Virginia Tech OT Christian Darrisaw – He’s a powerful run blocker, even though the 6-4, 315-pounder is considered a notch below the top tackles in the draft. Whether he gets to 23 may depend on how quickly the run on first-round tackles happen. But if he gets this far, he could the bookend-of-the future the Jets need on the right side of their line.
Oklahoma State OT Tevin Jenkins – The possibility of this 6-5, 310-pounder going in the first round is gaining some traction, though it’s debatable whether he belongs there or in the top of the second round. It’s also debatable whether his best position in the NFL will be at guard or at right tackle. Either way, though, he’d fill a big need for the Jets.

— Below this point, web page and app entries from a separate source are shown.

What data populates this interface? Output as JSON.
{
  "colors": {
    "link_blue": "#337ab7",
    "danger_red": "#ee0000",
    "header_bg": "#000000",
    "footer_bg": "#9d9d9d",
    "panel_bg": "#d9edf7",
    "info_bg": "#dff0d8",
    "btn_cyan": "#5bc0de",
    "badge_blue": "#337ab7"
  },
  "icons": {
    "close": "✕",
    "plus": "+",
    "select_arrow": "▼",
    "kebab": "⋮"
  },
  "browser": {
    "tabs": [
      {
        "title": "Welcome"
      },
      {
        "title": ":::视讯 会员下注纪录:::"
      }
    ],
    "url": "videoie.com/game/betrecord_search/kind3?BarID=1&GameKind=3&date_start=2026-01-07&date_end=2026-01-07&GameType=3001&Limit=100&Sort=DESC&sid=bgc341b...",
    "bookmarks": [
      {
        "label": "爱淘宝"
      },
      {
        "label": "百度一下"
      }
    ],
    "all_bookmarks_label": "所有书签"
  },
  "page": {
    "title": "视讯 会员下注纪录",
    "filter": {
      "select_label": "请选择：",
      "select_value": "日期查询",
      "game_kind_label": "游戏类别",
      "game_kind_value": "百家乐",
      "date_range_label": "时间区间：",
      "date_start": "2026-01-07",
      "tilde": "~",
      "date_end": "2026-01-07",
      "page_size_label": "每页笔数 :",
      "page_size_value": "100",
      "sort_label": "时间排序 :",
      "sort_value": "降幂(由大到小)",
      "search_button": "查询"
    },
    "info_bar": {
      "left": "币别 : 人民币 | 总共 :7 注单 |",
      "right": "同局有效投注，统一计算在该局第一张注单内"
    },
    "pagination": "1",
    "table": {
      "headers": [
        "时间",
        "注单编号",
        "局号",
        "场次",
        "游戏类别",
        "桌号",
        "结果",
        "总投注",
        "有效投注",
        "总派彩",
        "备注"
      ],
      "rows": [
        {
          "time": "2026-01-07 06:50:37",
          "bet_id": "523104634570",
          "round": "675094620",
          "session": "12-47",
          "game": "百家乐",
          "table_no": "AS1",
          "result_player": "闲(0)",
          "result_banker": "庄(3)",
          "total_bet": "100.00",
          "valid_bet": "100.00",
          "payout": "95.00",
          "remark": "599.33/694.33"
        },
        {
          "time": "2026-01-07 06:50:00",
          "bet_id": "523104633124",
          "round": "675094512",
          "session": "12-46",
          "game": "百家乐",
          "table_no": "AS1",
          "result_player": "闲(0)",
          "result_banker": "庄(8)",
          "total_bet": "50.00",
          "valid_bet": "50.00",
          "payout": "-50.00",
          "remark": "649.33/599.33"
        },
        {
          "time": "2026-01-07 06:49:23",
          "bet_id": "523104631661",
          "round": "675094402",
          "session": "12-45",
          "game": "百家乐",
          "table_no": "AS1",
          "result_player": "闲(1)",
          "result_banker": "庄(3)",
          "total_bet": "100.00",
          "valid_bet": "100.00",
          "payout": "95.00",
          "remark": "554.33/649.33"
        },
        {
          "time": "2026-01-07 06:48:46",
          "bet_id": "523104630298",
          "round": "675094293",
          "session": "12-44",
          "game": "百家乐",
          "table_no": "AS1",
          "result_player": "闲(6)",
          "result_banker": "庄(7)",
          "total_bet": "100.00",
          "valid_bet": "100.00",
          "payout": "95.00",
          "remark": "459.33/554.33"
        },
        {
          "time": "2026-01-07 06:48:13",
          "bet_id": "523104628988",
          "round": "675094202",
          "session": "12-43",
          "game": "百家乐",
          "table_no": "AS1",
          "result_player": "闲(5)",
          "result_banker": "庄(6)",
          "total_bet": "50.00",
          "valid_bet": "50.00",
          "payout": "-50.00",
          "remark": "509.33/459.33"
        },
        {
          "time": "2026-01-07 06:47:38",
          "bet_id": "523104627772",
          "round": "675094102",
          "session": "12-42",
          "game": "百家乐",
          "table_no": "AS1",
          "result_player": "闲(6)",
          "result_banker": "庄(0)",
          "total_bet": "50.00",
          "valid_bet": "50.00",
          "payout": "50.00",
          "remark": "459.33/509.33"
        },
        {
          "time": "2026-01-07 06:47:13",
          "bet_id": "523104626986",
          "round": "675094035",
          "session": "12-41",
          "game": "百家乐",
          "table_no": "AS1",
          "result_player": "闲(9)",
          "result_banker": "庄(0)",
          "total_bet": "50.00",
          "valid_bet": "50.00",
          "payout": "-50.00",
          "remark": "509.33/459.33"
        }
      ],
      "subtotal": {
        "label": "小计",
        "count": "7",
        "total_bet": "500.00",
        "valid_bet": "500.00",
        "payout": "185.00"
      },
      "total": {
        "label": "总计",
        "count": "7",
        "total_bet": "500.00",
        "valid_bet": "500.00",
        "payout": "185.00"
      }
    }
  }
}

Georgia LB Azeez Ojulari – He looks like more of a 3-4 linebacker than a 4-3 defensive end, but at 6-2, 249 he’s really not that much different than the Jets’ newest defensive end, Carl Lawson (6-2, 260). He’s an awesome athlete with the necessary speed and strength. He also had 9 ½ sacks last season and 12 ½ tackles for loss. He could be an immediate situational pass rusher to take some of the pressure off Lawson from the other side.
Penn State DE/LB Jayson Oweh – At 6-5, 257, he fits the part of a 4-3 end better, and he showed at his Pro Day that he’s an absolute freak of an athlete. Scouts love him and his potential. So what could keep him around to 23? He had zero sacks in seven games last season. That’s a big red flag for some.
Miami DE/LB Gregory Rousseau – There are some who consider the 6-7, 260-pounder to be the best pass rusher in the draft, and others that just aren’t that sure about him. He was the consensus best before he opted out of the 2020 season. Most scouts seem to think he could’ve used another season in college, so there’s potential here but he may need some time.
Alabama RB Najee Harris – The Jets need a No. 1 running back for their new, run-heavy offensive system, and this 6-1, 232-pounder could be an ideal fit. He runs hard, gets the tough yards, and has been very productive with 2,690 yards and 39 touchdowns over the last two seasons. He’s been a good receiver out of the backfield too (70 catches, 729 yards, 11 touchdowns). He could be the power to the the flash of La’Mical Perine and Tevin Coleman.
Clemson RB Travis Etienne – If he wasn’t so much smaller (5-10, 215) he might be considered just as good as Harris by most. He was just as productive for the Tigers, was equally as good as a receiver. He might be a little more elusive, though, and less of a straight-ahead runner. He’d help the Jets in the same way, though. He’d be their much-needed No. 1 back in their multi-back attack.